The Lady Parts Landfill
I try to contain my inane limited celebrity commentary to the sacred space that is the comment section of Jezebel’s Facebook page, the only space where Kendall Jenner’s Pepsi commercial, Azealia Banks’ Carrie closet and the spectral evidence known as Ann Coulter collectively make sense. But when I read Gwyneth Paltrow is recommending women stuff jade eggs into their vaginas, I felt Medium was a more appropriate venue to discuss the peculiar phenomena of the Lady Parts Landfill.
The origins of the Lady Parts Landfill — the practice of using one’s vagina as an alt-storage space — can be traced back to 2001 with the invention of NuvaRing. NuvaRing is a contraceptive vaginal ring that collects incoming man swimmers the way an ice cream truck’s Wrapper Snapper collects its dessert-related waste. The procreate eradicating wonder ring was a huge success and it spawned a new generation of kooky pioneers who set out to explore the vagina’s hidden potential.
The origins of the Lady Parts Landfill — the practice of using one’s vagina as an alt-storage space — can be traced back to 2001 with the invention of NuvaRing.

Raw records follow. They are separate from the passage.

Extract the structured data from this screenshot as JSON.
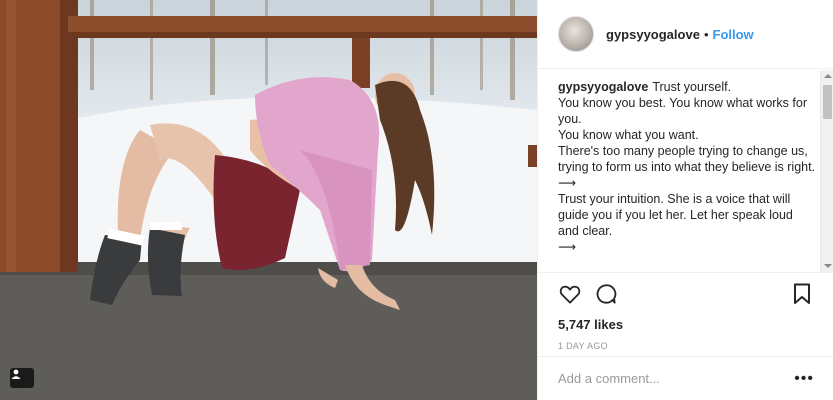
{
  "post": {
    "image": {
      "alt": "Woman in pink sweatshirt doing a backbend on a porch with snowy trees behind"
    },
    "user_tag_icon": "person-tag-icon"
  },
  "header": {
    "username": "gypsyyogalove",
    "separator": "•",
    "follow_label": "Follow"
  },
  "caption": {
    "author": "gypsyyogalove",
    "lines": [
      "Trust yourself.",
      "You know you best. You know what works for you.",
      "You know what you want.",
      "There's too many people trying to change us, trying to form us into what they believe is right.",
      "⟶",
      "Trust your intuition. She is a voice that will guide you if you let her. Let her speak loud and clear.",
      "⟶"
    ]
  },
  "actions": {
    "like_icon": "heart-icon",
    "comment_icon": "comment-bubble-icon",
    "save_icon": "bookmark-icon",
    "likes": "5,747 likes",
    "time": "1 DAY AGO"
  },
  "comment": {
    "placeholder": "Add a comment...",
    "more": "•••"
  },
  "colors": {
    "accent": "#3897f0",
    "text": "#262626",
    "muted": "#999999",
    "divider": "#efefef"
  }
}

Tracy Ullman elaborated on the new concept by utilizing her vagina as a recycling bin in a horrific scene from John Waters’ A Dirty Shame. Dancing the Hokey Pokey with frisky seniors in a retirement home, Ullman put her backside in, she put her backside out, she put her backside in and shook it all about and in the process, got a bottle of Poland Spring water lodged in her vagina. Earth friendly? Sure. Comfortable? I doubt it.
We leap forward in time and Lena Dunham reveals that as a child she stuffed a bunch of pebbles into her younger sister’s future lady parts, pivoting from waste management to mining. Never one to miss an opportunity to capitalize on her unique brand of dysfunction, Dunham is rumored to be working on a forthcoming children’s book titled Grace’s Quarry — What to do with Pebbles?
Cameron Diaz nearly out shined all of this vaginal ingenuity when she turned her lady parts into a secret garden. On the Chelsea Lately show, Cameron channeled her inner Walt Whitman, attempting to rally her female pioneers pleading, “I say grab a mirror and play along. Get in there. Learn about it. You’re supposed to treat it like the beautiful flower that it is, the delicate flower that it is. And you’re supposed to nurture it in all the ways that it needs to be nurturing. [You should be] watering it. Fertilizing it. It needs nourishment. It’s hungry.”
Sadly, Cameron forgot that fertilizer is one the three main ingredients in The Fertilizer Bomb, inadvertently turning her secret garden into a 30-foot-wide, 8-foot-deep crater.
Which, thankfully, brings us back to Gwyneth and her jade eggs. Like Dunham, Gwyneth is also interested in transforming the vagina into a more practical space albeit with the zen twist Cameron failed at so miserably. Gwyneth’s vision of vaginas as a high-end curio case, with a $55 jade egg as its centerpiece, is very sophisticated and very Gwyneth. It’s easy to imagine Gwyneth adding additional pieces like a tiny glass ring box from ABC Carpet & Home, a sensual Kilian French Boudoir candle, or, perhaps, some somber sea horse skeletons she’s collected as a poignant reminder of how fragile life is.
Gwyneth’s vision of vaginas as a high-end curio case, with a $55 jade egg as its centerpiece, is very sophisticated and very Gwyneth.
But all this whimsy begs the question, doesn’t the vagina have enough on its plate? Between Gwyneth’s schedule for steaming, Trump’s proclivity for grabbing, and Mother Nature’s need for drama — not to mention that over 2,000 years later, it’s still coping with being the epicenter of the tallest tale ever told — must the vagina serve as a landfill too? Another place to put all of the overpriced merchandise pushed on GooP? Really, I could just kill whoever took Gwyneth’s head out of that box in Seven and gave it back to her.
On that note, I leave you with this approved list of things that can safely go inside the vagina which surprisingly is nowhere to be found on GooP.